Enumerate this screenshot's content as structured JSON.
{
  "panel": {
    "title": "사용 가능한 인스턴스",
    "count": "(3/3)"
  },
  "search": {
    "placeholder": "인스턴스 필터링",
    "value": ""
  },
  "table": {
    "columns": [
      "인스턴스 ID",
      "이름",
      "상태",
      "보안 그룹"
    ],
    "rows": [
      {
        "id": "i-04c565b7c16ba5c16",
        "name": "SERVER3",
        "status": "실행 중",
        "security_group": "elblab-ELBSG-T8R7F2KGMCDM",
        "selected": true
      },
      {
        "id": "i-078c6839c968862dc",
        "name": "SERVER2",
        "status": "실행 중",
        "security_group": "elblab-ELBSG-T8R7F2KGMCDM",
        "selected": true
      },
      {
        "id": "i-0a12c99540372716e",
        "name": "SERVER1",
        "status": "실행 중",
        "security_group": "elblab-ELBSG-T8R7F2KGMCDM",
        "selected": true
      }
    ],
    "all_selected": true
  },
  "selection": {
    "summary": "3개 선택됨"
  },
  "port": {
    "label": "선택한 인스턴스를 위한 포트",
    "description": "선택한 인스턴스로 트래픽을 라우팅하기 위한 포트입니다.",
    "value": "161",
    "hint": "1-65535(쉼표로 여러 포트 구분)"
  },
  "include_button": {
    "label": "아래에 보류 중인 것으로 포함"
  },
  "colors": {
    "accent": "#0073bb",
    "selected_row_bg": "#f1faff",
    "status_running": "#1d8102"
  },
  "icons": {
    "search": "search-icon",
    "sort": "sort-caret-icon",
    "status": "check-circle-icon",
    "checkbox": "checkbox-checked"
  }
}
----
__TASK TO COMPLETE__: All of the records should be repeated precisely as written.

__ANSWER SECTION__:
Enumerate this screenshot's content as structured JSON.
{
  "panel": {
    "title": "사용 가능한 인스턴스",
    "count": "(3/3)"
  },
  "search": {
    "placeholder": "인스턴스 필터링",
    "value": ""
  },
  "table": {
    "columns": [
      "인스턴스 ID",
      "이름",
      "상태",
      "보안 그룹"
    ],
    "rows": [
      {
        "id": "i-04c565b7c16ba5c16",
        "name": "SERVER3",
        "status": "실행 중",
        "security_group": "elblab-ELBSG-T8R7F2KGMCDM",
        "selected": true
      },
      {
        "id": "i-078c6839c968862dc",
        "name": "SERVER2",
        "status": "실행 중",
        "security_group": "elblab-ELBSG-T8R7F2KGMCDM",
        "selected": true
      },
      {
        "id": "i-0a12c99540372716e",
        "name": "SERVER1",
        "status": "실행 중",
        "security_group": "elblab-ELBSG-T8R7F2KGMCDM",
        "selected": true
      }
    ],
    "all_selected": true
  },
  "selection": {
    "summary": "3개 선택됨"
  },
  "port": {
    "label": "선택한 인스턴스를 위한 포트",
    "description": "선택한 인스턴스로 트래픽을 라우팅하기 위한 포트입니다.",
    "value": "161",
    "hint": "1-65535(쉼표로 여러 포트 구분)"
  },
  "include_button": {
    "label": "아래에 보류 중인 것으로 포함"
  },
  "colors": {
    "accent": "#0073bb",
    "selected_row_bg": "#f1faff",
    "status_running": "#1d8102"
  },
  "icons": {
    "search": "search-icon",
    "sort": "sort-caret-icon",
    "status": "check-circle-icon",
    "checkbox": "checkbox-checked"
  }
}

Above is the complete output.